Lamar, Colorado …Bonnie Guder, a member of the Lamar Church, attended the first prayer meeting with her new pastor, Ted Williams, and upon hearing about the work being done in prison ministries, asked if she could volunteer. Soon after, she witnessed God’s work with prison ministries in the Rocky Mountain Conference.
On the first night of Guder’s volunteer service, she witnessed the hunger of the women for the gospel message when several asked if they could have their own Bible. Williams promised to get them one and Guder had a front-row seat for what transpired.
The following week on his way to a ministerial alliance meeting in Lamar, he stopped at the local Christian bookstore to purchase the Bibles.
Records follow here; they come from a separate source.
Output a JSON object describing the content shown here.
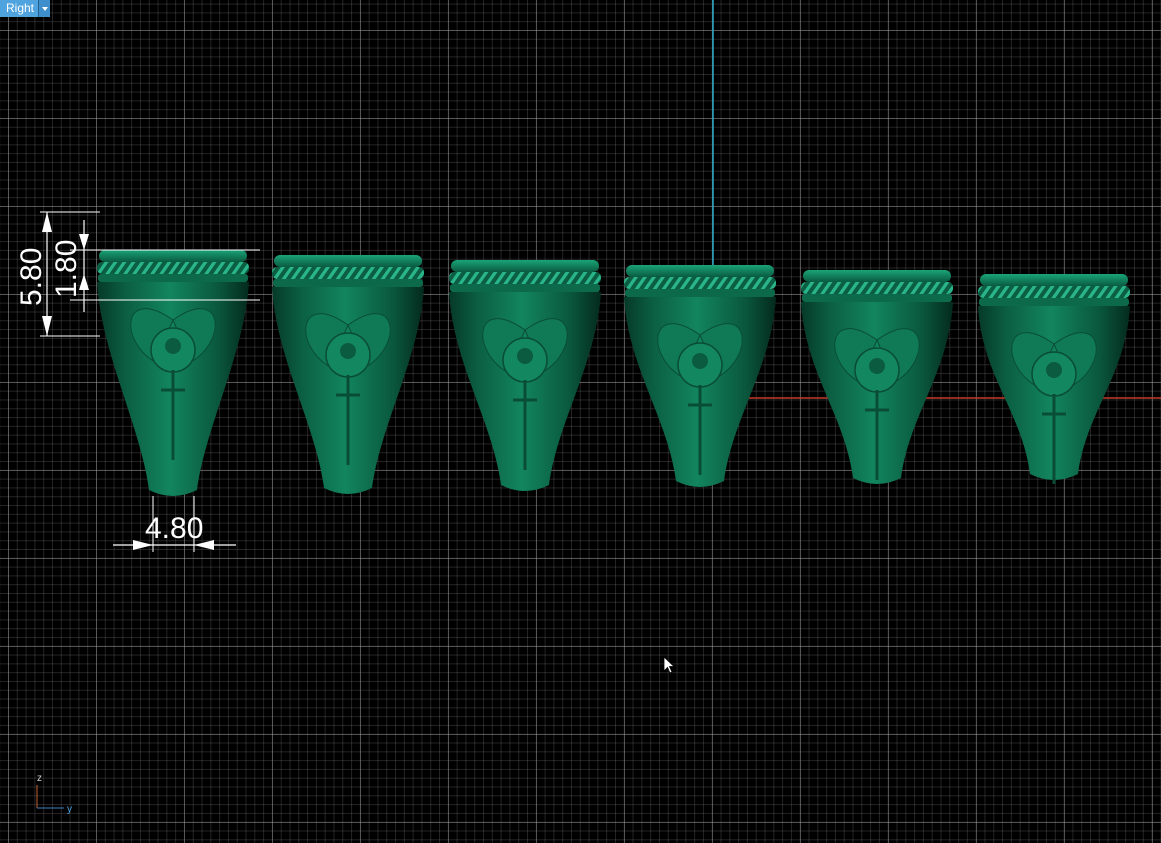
{
  "viewport": {
    "view_name": "Right",
    "colors": {
      "background": "#000000",
      "grid": "#8a8a8a",
      "z_axis": "#2aa8c8",
      "y_axis": "#c23b2b",
      "ring_material": "#0e6a4c",
      "dimension": "#ffffff"
    }
  },
  "dimensions": {
    "height_total": "5.80",
    "band_height": "1.80",
    "bottom_width": "4.80"
  },
  "rings": {
    "count": 6,
    "icon": "signet-ring-model"
  },
  "axis_indicator": {
    "vertical_label": "z",
    "horizontal_label": "y"
  },
  "cursor": {
    "icon": "arrow-cursor"
  }
}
Entering the store, he noticed a man standing in a corner near the back and felt moved to share a “Ticket to Heaven” with him. He often uses these tickets as conversation starters which can lead to some meaningful dialogue. It was then that Williams discovered the man had met Jesus in prison.
Afterward, the proprietor happily showed him Bibles ranging in price from $20 to $40. “Too much,” Williams said. “I need something more cost effective.” She directed him to the only three large-print, paperback Bibles she had for $5.75, exactly what the three women had requested.
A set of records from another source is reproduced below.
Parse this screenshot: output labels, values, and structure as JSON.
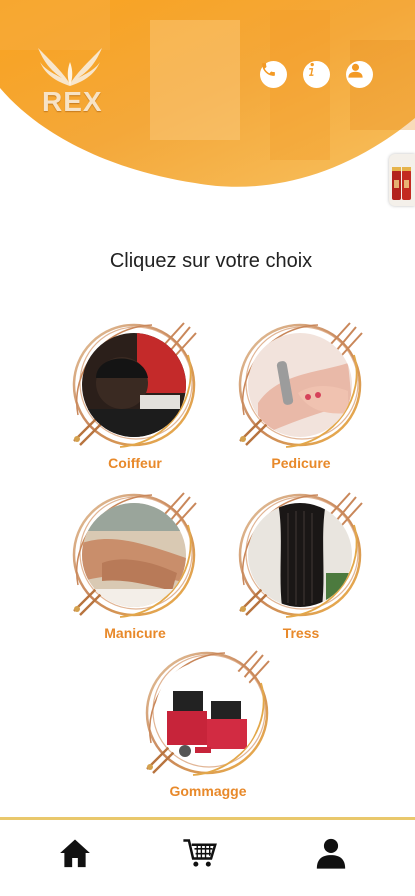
{
  "header": {
    "logo_text": "REX",
    "icons": [
      "phone-icon",
      "info-icon",
      "user-icon"
    ],
    "gradient": [
      "#f7b733",
      "#f28c1a"
    ]
  },
  "main": {
    "title": "Cliquez sur votre choix",
    "services": [
      {
        "label": "Coiffeur",
        "image": "barber-photo"
      },
      {
        "label": "Pedicure",
        "image": "nail-photo"
      },
      {
        "label": "Manicure",
        "image": "hand-massage-photo"
      },
      {
        "label": "Tress",
        "image": "braids-photo"
      },
      {
        "label": "Gommagge",
        "image": "makeup-case-photo"
      }
    ]
  },
  "nav": {
    "items": [
      "home-icon",
      "cart-icon",
      "profile-icon"
    ]
  },
  "colors": {
    "accent": "#e8892a",
    "divider": "#e9c86c"
  }
}
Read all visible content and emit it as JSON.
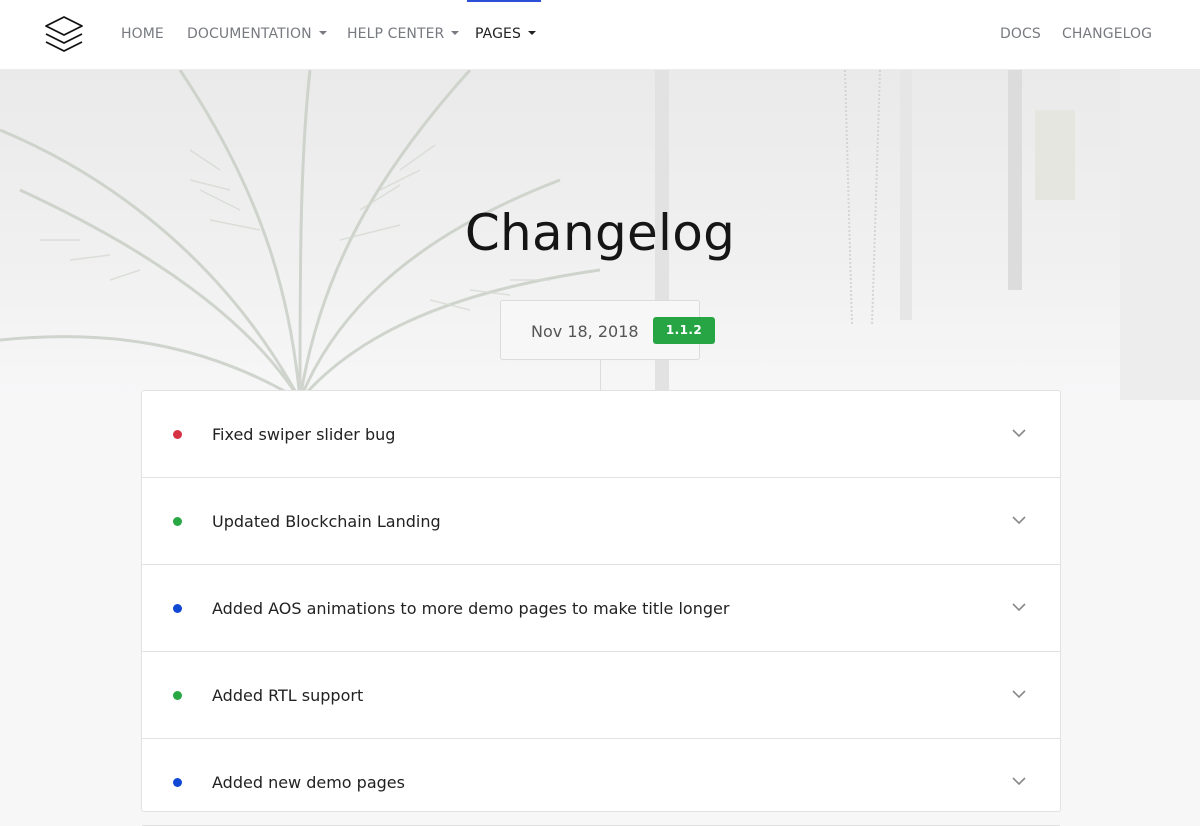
{
  "nav": {
    "brand_icon": "layers-icon",
    "items": [
      {
        "label": "HOME",
        "dropdown": false,
        "active": false
      },
      {
        "label": "DOCUMENTATION",
        "dropdown": true,
        "active": false
      },
      {
        "label": "HELP CENTER",
        "dropdown": true,
        "active": false
      },
      {
        "label": "PAGES",
        "dropdown": true,
        "active": true
      }
    ],
    "right_items": [
      {
        "label": "DOCS"
      },
      {
        "label": "CHANGELOG"
      }
    ]
  },
  "hero": {
    "title": "Changelog"
  },
  "release": {
    "date": "Nov 18, 2018",
    "version": "1.1.2",
    "version_color": "#27a544"
  },
  "entries": [
    {
      "title": "Fixed swiper slider bug",
      "status_color": "#d63243",
      "icon": "chevron-down-icon"
    },
    {
      "title": "Updated Blockchain Landing",
      "status_color": "#28a745",
      "icon": "chevron-down-icon"
    },
    {
      "title": "Added AOS animations to more demo pages to make title longer",
      "status_color": "#1048d4",
      "icon": "chevron-down-icon"
    },
    {
      "title": "Added RTL support",
      "status_color": "#28a745",
      "icon": "chevron-down-icon"
    },
    {
      "title": "Added new demo pages",
      "status_color": "#1048d4",
      "icon": "chevron-down-icon"
    }
  ]
}
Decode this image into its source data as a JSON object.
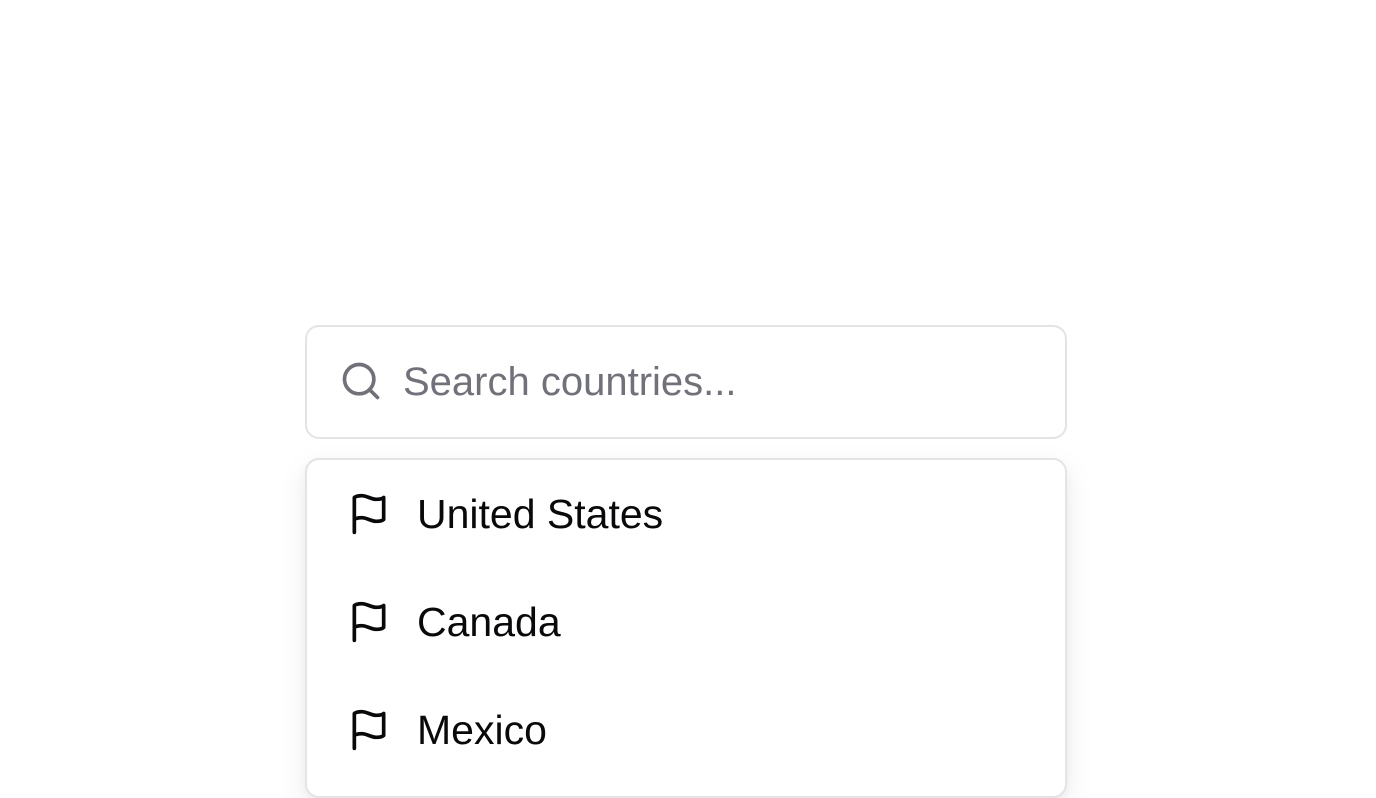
{
  "search": {
    "placeholder": "Search countries...",
    "value": "",
    "icon": "search-icon"
  },
  "dropdown": {
    "options": [
      {
        "label": "United States",
        "icon": "flag-icon"
      },
      {
        "label": "Canada",
        "icon": "flag-icon"
      },
      {
        "label": "Mexico",
        "icon": "flag-icon"
      }
    ]
  },
  "colors": {
    "border": "#e4e4e7",
    "placeholder": "#71717a",
    "text": "#09090b"
  }
}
Then she said, “I have a case of 32 Bibles in the back that I haven’t been able to sell I can give you for one dollar each,” the proprietor said. “If you’ll step back until I take care of these people, I’ll be happy to ring you up.”
Williams waited somewhat impatiently, knowing the delay would make him rather late for his scheduled meeting, but also knowing these Bibles would be useful. While the proprietor was ringing up items, the man who’d received the ticket, the man now being waited on, touched the box of Bibles and said, “Put this case on my bill.”
After the transaction was complete, he and Williams prayed together by the cash register and Williams headed for his car. The man followed saying, “When I saw you come into the store, an electric shock went through me and I knew we needed to talk. I want to give you my contact information so you can help me get involved in prison ministry.”
Taking the information, the two prayed again and Williams, knowing he was decidedly late, headed to his appointment.
Following the meeting, he drove by the jail to drop off the Bibles. As he handed the three Bibles to the prison guard, he asked for the total number of inmates in the jail. “Thirty-five” the guard responded. “Well, I have 32 more Bibles in this box and with the three I just gave you, we have the exact amount needed for everyone.” The box changed hands and Williams left knowing that every inmate in that jail would receive one.
Williams thought about Guder’s interest in volunteering for prison ministry; he thought about the man who paid for the Bibles who also wanted to volunteer with prison ministries, and he considered how he had found the exact number of Bibles needed to cover every inmate in the jail. “Only God could’ve done that,” he thought.
—Carol Bolden; photo Ted Williams